=== Instructions to follow ===
The records that follow are to be given again exactly.

=== Data provided ===

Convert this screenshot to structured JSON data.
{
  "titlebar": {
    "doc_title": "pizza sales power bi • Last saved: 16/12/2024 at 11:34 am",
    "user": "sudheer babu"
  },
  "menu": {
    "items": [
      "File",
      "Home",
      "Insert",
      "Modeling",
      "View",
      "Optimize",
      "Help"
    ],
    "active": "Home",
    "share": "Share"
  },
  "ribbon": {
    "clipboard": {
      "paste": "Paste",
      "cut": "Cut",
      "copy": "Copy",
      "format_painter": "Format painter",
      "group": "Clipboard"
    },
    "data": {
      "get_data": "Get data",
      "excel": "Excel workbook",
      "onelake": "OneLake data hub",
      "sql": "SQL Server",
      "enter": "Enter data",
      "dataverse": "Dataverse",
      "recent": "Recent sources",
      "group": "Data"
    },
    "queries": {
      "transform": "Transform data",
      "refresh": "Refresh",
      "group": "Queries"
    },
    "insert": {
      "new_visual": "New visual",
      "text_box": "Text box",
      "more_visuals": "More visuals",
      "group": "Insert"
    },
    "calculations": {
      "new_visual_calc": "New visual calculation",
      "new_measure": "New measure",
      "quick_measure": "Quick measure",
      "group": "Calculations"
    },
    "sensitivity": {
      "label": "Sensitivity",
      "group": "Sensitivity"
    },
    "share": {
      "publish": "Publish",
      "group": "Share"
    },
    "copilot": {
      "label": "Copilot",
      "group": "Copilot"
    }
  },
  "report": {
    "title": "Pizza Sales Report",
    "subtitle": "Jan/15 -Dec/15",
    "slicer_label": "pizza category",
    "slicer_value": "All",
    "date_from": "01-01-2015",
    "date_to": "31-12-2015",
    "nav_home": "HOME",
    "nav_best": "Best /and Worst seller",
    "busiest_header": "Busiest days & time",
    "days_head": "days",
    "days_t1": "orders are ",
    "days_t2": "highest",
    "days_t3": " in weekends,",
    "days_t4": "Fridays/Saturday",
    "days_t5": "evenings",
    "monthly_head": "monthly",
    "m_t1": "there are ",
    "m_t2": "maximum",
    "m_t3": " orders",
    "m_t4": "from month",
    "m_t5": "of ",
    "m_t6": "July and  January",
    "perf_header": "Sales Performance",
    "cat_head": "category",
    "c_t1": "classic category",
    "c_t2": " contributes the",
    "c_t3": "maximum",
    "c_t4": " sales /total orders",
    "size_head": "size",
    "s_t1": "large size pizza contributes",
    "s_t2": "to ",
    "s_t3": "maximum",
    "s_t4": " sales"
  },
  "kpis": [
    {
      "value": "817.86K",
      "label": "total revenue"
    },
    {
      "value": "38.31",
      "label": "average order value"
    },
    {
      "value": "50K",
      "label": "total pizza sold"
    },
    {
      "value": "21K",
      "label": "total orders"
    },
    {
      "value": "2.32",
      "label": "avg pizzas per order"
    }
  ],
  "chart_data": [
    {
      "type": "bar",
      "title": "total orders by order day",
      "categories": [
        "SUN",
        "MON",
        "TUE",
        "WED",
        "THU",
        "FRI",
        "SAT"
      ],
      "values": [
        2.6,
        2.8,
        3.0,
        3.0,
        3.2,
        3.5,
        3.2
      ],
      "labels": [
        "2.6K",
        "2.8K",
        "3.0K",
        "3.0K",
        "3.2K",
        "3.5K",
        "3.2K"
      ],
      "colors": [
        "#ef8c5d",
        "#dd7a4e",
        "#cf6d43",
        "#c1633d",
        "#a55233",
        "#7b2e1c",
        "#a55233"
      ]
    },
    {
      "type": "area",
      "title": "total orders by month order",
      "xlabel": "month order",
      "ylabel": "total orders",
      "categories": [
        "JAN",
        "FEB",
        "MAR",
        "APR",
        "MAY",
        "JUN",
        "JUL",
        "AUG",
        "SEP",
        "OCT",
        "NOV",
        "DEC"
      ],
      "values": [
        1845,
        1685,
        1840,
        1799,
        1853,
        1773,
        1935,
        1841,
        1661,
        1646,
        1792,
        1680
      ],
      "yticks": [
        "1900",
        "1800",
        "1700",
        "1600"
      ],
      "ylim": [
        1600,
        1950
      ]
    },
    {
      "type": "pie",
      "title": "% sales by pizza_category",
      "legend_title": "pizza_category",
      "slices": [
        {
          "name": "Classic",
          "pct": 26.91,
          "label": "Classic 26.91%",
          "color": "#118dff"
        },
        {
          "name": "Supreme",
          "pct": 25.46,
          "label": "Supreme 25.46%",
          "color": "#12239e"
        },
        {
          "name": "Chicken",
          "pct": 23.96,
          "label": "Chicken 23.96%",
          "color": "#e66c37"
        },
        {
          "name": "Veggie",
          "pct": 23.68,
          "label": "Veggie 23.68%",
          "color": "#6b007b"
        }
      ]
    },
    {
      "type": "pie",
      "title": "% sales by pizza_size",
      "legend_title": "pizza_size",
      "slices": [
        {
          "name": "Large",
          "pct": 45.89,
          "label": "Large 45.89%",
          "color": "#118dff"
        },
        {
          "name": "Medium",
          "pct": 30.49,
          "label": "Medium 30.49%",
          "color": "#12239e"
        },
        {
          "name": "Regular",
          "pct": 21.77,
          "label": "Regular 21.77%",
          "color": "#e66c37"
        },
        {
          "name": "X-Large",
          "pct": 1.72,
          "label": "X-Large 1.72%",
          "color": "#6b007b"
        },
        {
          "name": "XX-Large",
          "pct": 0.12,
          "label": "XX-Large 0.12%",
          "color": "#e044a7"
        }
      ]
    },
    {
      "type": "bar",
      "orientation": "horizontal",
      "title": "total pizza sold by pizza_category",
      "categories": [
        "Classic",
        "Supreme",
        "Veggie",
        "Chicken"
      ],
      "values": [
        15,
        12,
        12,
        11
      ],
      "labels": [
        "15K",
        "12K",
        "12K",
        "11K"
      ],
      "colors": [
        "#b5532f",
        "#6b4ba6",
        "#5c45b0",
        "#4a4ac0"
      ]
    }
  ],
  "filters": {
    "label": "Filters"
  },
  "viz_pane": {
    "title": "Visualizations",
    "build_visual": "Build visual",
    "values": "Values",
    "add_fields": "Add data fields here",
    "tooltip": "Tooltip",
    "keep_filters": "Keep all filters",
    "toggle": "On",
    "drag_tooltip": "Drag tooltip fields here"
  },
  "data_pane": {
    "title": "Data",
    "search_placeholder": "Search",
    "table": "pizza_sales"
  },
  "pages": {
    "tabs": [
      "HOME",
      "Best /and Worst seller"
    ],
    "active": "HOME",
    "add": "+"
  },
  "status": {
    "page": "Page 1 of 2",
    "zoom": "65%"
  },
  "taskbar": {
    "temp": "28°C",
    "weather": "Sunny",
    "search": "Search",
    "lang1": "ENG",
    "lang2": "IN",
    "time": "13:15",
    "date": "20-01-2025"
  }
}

=== Answer space ===
Convert this screenshot to structured JSON data.
{
  "titlebar": {
    "doc_title": "pizza sales power bi • Last saved: 16/12/2024 at 11:34 am",
    "user": "sudheer babu"
  },
  "menu": {
    "items": [
      "File",
      "Home",
      "Insert",
      "Modeling",
      "View",
      "Optimize",
      "Help"
    ],
    "active": "Home",
    "share": "Share"
  },
  "ribbon": {
    "clipboard": {
      "paste": "Paste",
      "cut": "Cut",
      "copy": "Copy",
      "format_painter": "Format painter",
      "group": "Clipboard"
    },
    "data": {
      "get_data": "Get data",
      "excel": "Excel workbook",
      "onelake": "OneLake data hub",
      "sql": "SQL Server",
      "enter": "Enter data",
      "dataverse": "Dataverse",
      "recent": "Recent sources",
      "group": "Data"
    },
    "queries": {
      "transform": "Transform data",
      "refresh": "Refresh",
      "group": "Queries"
    },
    "insert": {
      "new_visual": "New visual",
      "text_box": "Text box",
      "more_visuals": "More visuals",
      "group": "Insert"
    },
    "calculations": {
      "new_visual_calc": "New visual calculation",
      "new_measure": "New measure",
      "quick_measure": "Quick measure",
      "group": "Calculations"
    },
    "sensitivity": {
      "label": "Sensitivity",
      "group": "Sensitivity"
    },
    "share": {
      "publish": "Publish",
      "group": "Share"
    },
    "copilot": {
      "label": "Copilot",
      "group": "Copilot"
    }
  },
  "report": {
    "title": "Pizza Sales Report",
    "subtitle": "Jan/15 -Dec/15",
    "slicer_label": "pizza category",
    "slicer_value": "All",
    "date_from": "01-01-2015",
    "date_to": "31-12-2015",
    "nav_home": "HOME",
    "nav_best": "Best /and Worst seller",
    "busiest_header": "Busiest days & time",
    "days_head": "days",
    "days_t1": "orders are ",
    "days_t2": "highest",
    "days_t3": " in weekends,",
    "days_t4": "Fridays/Saturday",
    "days_t5": "evenings",
    "monthly_head": "monthly",
    "m_t1": "there are ",
    "m_t2": "maximum",
    "m_t3": " orders",
    "m_t4": "from month",
    "m_t5": "of ",
    "m_t6": "July and  January",
    "perf_header": "Sales Performance",
    "cat_head": "category",
    "c_t1": "classic category",
    "c_t2": " contributes the",
    "c_t3": "maximum",
    "c_t4": " sales /total orders",
    "size_head": "size",
    "s_t1": "large size pizza contributes",
    "s_t2": "to ",
    "s_t3": "maximum",
    "s_t4": " sales"
  },
  "kpis": [
    {
      "value": "817.86K",
      "label": "total revenue"
    },
    {
      "value": "38.31",
      "label": "average order value"
    },
    {
      "value": "50K",
      "label": "total pizza sold"
    },
    {
      "value": "21K",
      "label": "total orders"
    },
    {
      "value": "2.32",
      "label": "avg pizzas per order"
    }
  ],
  "chart_data": [
    {
      "type": "bar",
      "title": "total orders by order day",
      "categories": [
        "SUN",
        "MON",
        "TUE",
        "WED",
        "THU",
        "FRI",
        "SAT"
      ],
      "values": [
        2.6,
        2.8,
        3.0,
        3.0,
        3.2,
        3.5,
        3.2
      ],
      "labels": [
        "2.6K",
        "2.8K",
        "3.0K",
        "3.0K",
        "3.2K",
        "3.5K",
        "3.2K"
      ],
      "colors": [
        "#ef8c5d",
        "#dd7a4e",
        "#cf6d43",
        "#c1633d",
        "#a55233",
        "#7b2e1c",
        "#a55233"
      ]
    },
    {
      "type": "area",
      "title": "total orders by month order",
      "xlabel": "month order",
      "ylabel": "total orders",
      "categories": [
        "JAN",
        "FEB",
        "MAR",
        "APR",
        "MAY",
        "JUN",
        "JUL",
        "AUG",
        "SEP",
        "OCT",
        "NOV",
        "DEC"
      ],
      "values": [
        1845,
        1685,
        1840,
        1799,
        1853,
        1773,
        1935,
        1841,
        1661,
        1646,
        1792,
        1680
      ],
      "yticks": [
        "1900",
        "1800",
        "1700",
        "1600"
      ],
      "ylim": [
        1600,
        1950
      ]
    },
    {
      "type": "pie",
      "title": "% sales by pizza_category",
      "legend_title": "pizza_category",
      "slices": [
        {
          "name": "Classic",
          "pct": 26.91,
          "label": "Classic 26.91%",
          "color": "#118dff"
        },
        {
          "name": "Supreme",
          "pct": 25.46,
          "label": "Supreme 25.46%",
          "color": "#12239e"
        },
        {
          "name": "Chicken",
          "pct": 23.96,
          "label": "Chicken 23.96%",
          "color": "#e66c37"
        },
        {
          "name": "Veggie",
          "pct": 23.68,
          "label": "Veggie 23.68%",
          "color": "#6b007b"
        }
      ]
    },
    {
      "type": "pie",
      "title": "% sales by pizza_size",
      "legend_title": "pizza_size",
      "slices": [
        {
          "name": "Large",
          "pct": 45.89,
          "label": "Large 45.89%",
          "color": "#118dff"
        },
        {
          "name": "Medium",
          "pct": 30.49,
          "label": "Medium 30.49%",
          "color": "#12239e"
        },
        {
          "name": "Regular",
          "pct": 21.77,
          "label": "Regular 21.77%",
          "color": "#e66c37"
        },
        {
          "name": "X-Large",
          "pct": 1.72,
          "label": "X-Large 1.72%",
          "color": "#6b007b"
        },
        {
          "name": "XX-Large",
          "pct": 0.12,
          "label": "XX-Large 0.12%",
          "color": "#e044a7"
        }
      ]
    },
    {
      "type": "bar",
      "orientation": "horizontal",
      "title": "total pizza sold by pizza_category",
      "categories": [
        "Classic",
        "Supreme",
        "Veggie",
        "Chicken"
      ],
      "values": [
        15,
        12,
        12,
        11
      ],
      "labels": [
        "15K",
        "12K",
        "12K",
        "11K"
      ],
      "colors": [
        "#b5532f",
        "#6b4ba6",
        "#5c45b0",
        "#4a4ac0"
      ]
    }
  ],
  "filters": {
    "label": "Filters"
  },
  "viz_pane": {
    "title": "Visualizations",
    "build_visual": "Build visual",
    "values": "Values",
    "add_fields": "Add data fields here",
    "tooltip": "Tooltip",
    "keep_filters": "Keep all filters",
    "toggle": "On",
    "drag_tooltip": "Drag tooltip fields here"
  },
  "data_pane": {
    "title": "Data",
    "search_placeholder": "Search",
    "table": "pizza_sales"
  },
  "pages": {
    "tabs": [
      "HOME",
      "Best /and Worst seller"
    ],
    "active": "HOME",
    "add": "+"
  },
  "status": {
    "page": "Page 1 of 2",
    "zoom": "65%"
  },
  "taskbar": {
    "temp": "28°C",
    "weather": "Sunny",
    "search": "Search",
    "lang1": "ENG",
    "lang2": "IN",
    "time": "13:15",
    "date": "20-01-2025"
  }
}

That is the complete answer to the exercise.